(and anime) title from Rumiko Takahashi
And unlike a childish acquaintance of yours truly suggested, it is NOT a piece of hentai involving dogs. Ack.
Viz is releasing the manga in the US as Inu-Yasha. This writeup will use the correct romanization.
Inuyasha started appearing on the Shonen Sunday magazine in November 1996. At the time of writing 190 issues of this ongoing series have been released.
The story starts in contemporary Japan, as a girl called Kagome receives the Shikon Jewel from her "superstitious" grandfather on the eve of her 15th birthday. The next day Kagome gets attacked by a centipede demon, who drags her into an old well transferring both of them to the feudal age. Kagome encounters people from a nearby village, who believe she is the reincarnation of Kikyo, a priestess who died 50 years ago fighting the legendary half-demon Inuyasha. As the centipede returns to attack again, Kagome encounters Inuyasha, who is sealed in suspended animation by Kikyo's arrow. Kagome frees the half-canine so he can take care of the enemy, but soon finds out he has a quite different agenda from what she expected.
And this is merely the intro. Instead of spoiling things further I urge you to get your hands to the manga and read it yourselves. In my opinion the honorable artist has outdone herself again. The characters are great, the artwork is near perfect*, the action never stops and the plot never leaves you cold. Inuyasha is naturally a must-have for any Takahashi -fan, but I don't see why it couldn't attract those bored with Ranma & co as well.

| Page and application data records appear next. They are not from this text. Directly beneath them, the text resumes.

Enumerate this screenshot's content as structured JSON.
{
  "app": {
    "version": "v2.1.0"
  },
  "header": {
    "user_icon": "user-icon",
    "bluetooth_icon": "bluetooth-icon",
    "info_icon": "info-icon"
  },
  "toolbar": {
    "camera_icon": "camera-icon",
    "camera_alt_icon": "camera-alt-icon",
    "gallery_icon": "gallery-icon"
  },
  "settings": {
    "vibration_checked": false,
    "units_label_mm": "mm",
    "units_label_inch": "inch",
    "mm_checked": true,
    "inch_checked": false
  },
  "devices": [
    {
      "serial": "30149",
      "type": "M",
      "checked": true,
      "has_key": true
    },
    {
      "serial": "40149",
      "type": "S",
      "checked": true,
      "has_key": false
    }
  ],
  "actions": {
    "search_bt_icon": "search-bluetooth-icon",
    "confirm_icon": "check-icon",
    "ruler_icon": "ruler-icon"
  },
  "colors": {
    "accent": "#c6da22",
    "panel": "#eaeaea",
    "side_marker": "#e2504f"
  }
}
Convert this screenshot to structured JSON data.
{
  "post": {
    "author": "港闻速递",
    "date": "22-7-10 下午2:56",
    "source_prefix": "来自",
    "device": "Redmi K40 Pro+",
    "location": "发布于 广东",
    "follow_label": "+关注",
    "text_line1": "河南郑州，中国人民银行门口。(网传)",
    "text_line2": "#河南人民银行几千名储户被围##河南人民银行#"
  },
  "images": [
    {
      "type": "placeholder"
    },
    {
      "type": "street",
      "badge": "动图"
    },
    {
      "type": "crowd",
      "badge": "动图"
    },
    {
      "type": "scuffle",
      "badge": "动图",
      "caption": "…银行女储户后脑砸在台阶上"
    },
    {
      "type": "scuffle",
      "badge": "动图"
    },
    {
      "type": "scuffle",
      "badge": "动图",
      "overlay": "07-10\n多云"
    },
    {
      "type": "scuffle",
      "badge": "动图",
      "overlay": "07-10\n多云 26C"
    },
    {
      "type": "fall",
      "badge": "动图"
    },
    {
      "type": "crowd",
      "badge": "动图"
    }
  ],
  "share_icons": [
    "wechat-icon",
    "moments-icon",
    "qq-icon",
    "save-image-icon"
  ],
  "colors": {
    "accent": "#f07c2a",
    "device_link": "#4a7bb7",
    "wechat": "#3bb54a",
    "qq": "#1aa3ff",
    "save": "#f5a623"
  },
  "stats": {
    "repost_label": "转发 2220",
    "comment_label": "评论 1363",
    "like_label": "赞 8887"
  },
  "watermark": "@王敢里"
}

Viz comics is naturally running far behind with their English translated versions, but there are fan-made translations around the web for the anxious fans who are unable to read Japanese.
The anime version premiered fall 2000 on Japanese TV, with 3 episodes currently shown. As of now I have only seen the first one, but the series seems quite promising. The plot follows the manga almost 100% identically (although it's too early to say that for the entire show), and the seiyuu sound fine to my ears. I don't have much negative things to say about the animation either, with nice CGI effects to spice up the action. The violence and nudity is toned down from the comic, but who cares? This isn't an ecchi title anyway.

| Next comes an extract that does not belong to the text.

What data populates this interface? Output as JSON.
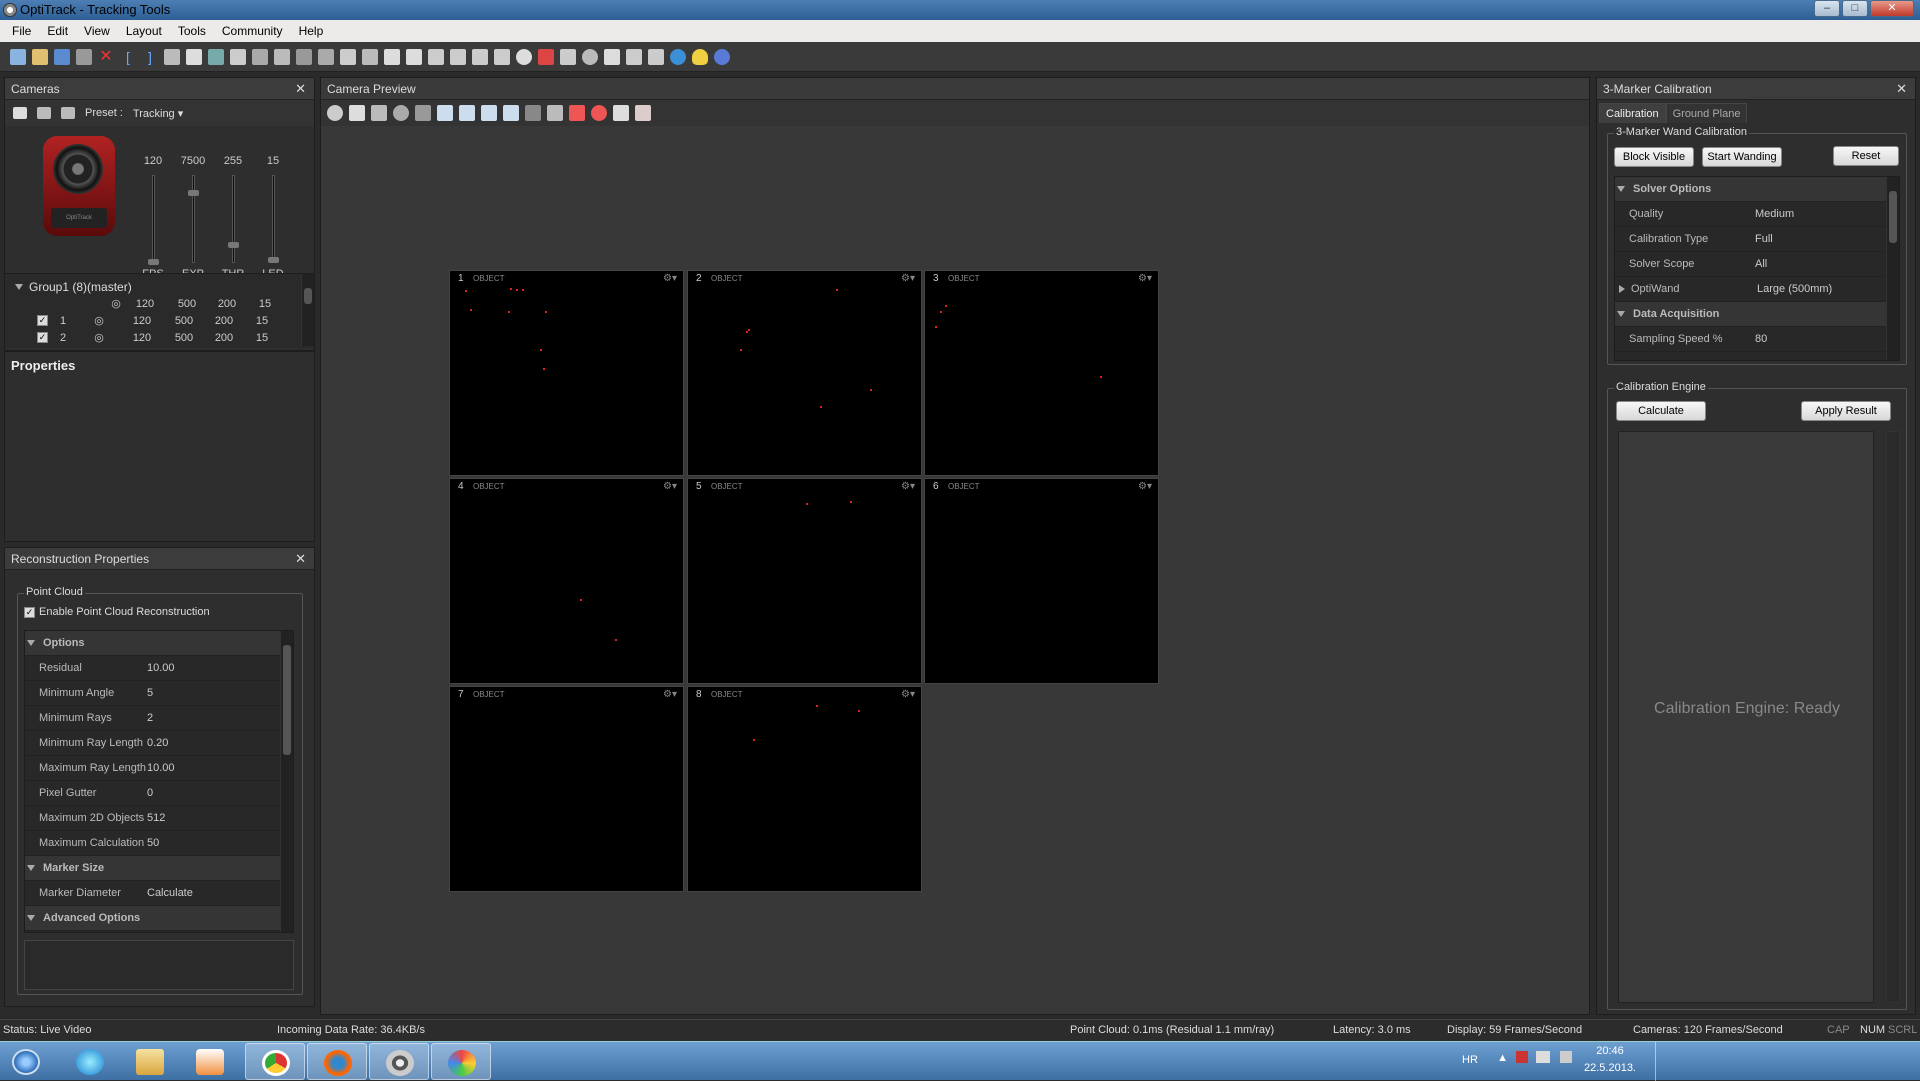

* This is of course subjective. I happen to love Takahashi's "simplified" style.
Update - August 3, 2001
The anime series has been running for over 30 episodes at the moment, and has proven to be quite popular. DVDs have also started to be released in Japan, and I recently grabbed volume 1. It only contains two episodes (later volumes apparently feature 3 per disc) and the extras consist mainly of trailers and a few sketches. Although I like the anime version, I probably won't be buying all of these, at least until a box set is released. A bit too expensive.

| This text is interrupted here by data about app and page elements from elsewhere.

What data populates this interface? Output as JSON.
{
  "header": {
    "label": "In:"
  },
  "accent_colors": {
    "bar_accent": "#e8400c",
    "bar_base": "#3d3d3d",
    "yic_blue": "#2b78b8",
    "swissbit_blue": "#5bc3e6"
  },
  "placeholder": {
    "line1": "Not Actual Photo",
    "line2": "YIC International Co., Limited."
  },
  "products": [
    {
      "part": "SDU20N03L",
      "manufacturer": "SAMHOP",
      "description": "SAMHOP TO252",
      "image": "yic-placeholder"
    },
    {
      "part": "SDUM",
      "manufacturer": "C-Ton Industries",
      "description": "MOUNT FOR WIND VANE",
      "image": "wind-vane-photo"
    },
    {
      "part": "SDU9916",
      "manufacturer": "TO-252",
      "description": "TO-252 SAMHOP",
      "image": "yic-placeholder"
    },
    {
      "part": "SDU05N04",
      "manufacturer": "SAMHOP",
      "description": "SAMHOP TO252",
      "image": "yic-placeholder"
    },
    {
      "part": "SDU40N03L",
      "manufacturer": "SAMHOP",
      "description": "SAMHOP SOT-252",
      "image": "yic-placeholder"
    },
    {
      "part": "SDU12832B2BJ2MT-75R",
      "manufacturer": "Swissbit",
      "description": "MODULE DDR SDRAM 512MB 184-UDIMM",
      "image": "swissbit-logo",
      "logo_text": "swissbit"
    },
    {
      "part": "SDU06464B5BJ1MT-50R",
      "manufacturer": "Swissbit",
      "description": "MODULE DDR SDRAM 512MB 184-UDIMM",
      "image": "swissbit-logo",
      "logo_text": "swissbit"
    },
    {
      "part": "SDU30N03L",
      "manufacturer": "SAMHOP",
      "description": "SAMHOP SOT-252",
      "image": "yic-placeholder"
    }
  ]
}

As any popular anime title, Inuyasha has naturally gotten its share of merchandise. I have personally only seen the 3 complete trading card sets my friend got, which were quite nice. There's more stuff out there, from keychains to calling cards.
I hate to do this since writeup does not mean reply, but I have to strongly disagree with what microlith is saying. Americans still seem to be under the impression that World == USA. There are a lot of European anime fans out here, and how do we, or anyone for that matter, benefit from having an anime title being shown cut and dubbed on US TV? This is why fansubbing should not (and will not) stop until they've at least released uncut subbed DVDs in the States. But this is a discussion which should take place elsewhere.